== Segment start ==

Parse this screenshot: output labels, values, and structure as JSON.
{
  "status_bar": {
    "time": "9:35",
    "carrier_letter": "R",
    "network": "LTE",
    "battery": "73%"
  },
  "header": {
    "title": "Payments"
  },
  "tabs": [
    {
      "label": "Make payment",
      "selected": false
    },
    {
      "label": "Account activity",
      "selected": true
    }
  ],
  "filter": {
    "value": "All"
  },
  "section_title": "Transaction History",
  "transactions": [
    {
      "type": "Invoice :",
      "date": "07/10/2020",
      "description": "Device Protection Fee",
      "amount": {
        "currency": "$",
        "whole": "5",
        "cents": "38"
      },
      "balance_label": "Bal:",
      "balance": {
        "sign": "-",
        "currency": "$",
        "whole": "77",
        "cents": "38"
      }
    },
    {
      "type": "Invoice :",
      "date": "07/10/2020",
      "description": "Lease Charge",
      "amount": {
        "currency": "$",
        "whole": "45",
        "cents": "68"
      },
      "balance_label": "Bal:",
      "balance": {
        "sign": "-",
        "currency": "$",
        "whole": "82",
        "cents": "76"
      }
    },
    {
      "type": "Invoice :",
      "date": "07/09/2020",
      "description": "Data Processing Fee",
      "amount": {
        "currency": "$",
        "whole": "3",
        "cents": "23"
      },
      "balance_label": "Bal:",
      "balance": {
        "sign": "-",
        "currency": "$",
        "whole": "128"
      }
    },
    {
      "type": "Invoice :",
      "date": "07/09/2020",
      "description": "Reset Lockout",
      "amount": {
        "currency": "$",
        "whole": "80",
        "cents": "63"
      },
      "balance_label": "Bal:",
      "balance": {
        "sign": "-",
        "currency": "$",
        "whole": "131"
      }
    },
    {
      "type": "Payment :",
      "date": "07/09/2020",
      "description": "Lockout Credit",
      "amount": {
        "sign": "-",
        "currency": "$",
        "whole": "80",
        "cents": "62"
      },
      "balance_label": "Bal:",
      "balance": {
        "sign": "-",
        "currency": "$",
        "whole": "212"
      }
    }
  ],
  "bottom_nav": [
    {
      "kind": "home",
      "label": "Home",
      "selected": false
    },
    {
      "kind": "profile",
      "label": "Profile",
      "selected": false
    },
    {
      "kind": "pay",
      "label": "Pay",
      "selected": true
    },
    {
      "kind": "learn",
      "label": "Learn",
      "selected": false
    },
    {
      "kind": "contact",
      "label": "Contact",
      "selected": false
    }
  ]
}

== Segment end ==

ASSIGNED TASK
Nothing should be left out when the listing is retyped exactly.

RESULT FOR THIS TASK
Parse this screenshot: output labels, values, and structure as JSON.
{
  "status_bar": {
    "time": "9:35",
    "carrier_letter": "R",
    "network": "LTE",
    "battery": "73%"
  },
  "header": {
    "title": "Payments"
  },
  "tabs": [
    {
      "label": "Make payment",
      "selected": false
    },
    {
      "label": "Account activity",
      "selected": true
    }
  ],
  "filter": {
    "value": "All"
  },
  "section_title": "Transaction History",
  "transactions": [
    {
      "type": "Invoice :",
      "date": "07/10/2020",
      "description": "Device Protection Fee",
      "amount": {
        "currency": "$",
        "whole": "5",
        "cents": "38"
      },
      "balance_label": "Bal:",
      "balance": {
        "sign": "-",
        "currency": "$",
        "whole": "77",
        "cents": "38"
      }
    },
    {
      "type": "Invoice :",
      "date": "07/10/2020",
      "description": "Lease Charge",
      "amount": {
        "currency": "$",
        "whole": "45",
        "cents": "68"
      },
      "balance_label": "Bal:",
      "balance": {
        "sign": "-",
        "currency": "$",
        "whole": "82",
        "cents": "76"
      }
    },
    {
      "type": "Invoice :",
      "date": "07/09/2020",
      "description": "Data Processing Fee",
      "amount": {
        "currency": "$",
        "whole": "3",
        "cents": "23"
      },
      "balance_label": "Bal:",
      "balance": {
        "sign": "-",
        "currency": "$",
        "whole": "128"
      }
    },
    {
      "type": "Invoice :",
      "date": "07/09/2020",
      "description": "Reset Lockout",
      "amount": {
        "currency": "$",
        "whole": "80",
        "cents": "63"
      },
      "balance_label": "Bal:",
      "balance": {
        "sign": "-",
        "currency": "$",
        "whole": "131"
      }
    },
    {
      "type": "Payment :",
      "date": "07/09/2020",
      "description": "Lockout Credit",
      "amount": {
        "sign": "-",
        "currency": "$",
        "whole": "80",
        "cents": "62"
      },
      "balance_label": "Bal:",
      "balance": {
        "sign": "-",
        "currency": "$",
        "whole": "212"
      }
    }
  ],
  "bottom_nav": [
    {
      "kind": "home",
      "label": "Home",
      "selected": false
    },
    {
      "kind": "profile",
      "label": "Profile",
      "selected": false
    },
    {
      "kind": "pay",
      "label": "Pay",
      "selected": true
    },
    {
      "kind": "learn",
      "label": "Learn",
      "selected": false
    },
    {
      "kind": "contact",
      "label": "Contact",
      "selected": false
    }
  ]
}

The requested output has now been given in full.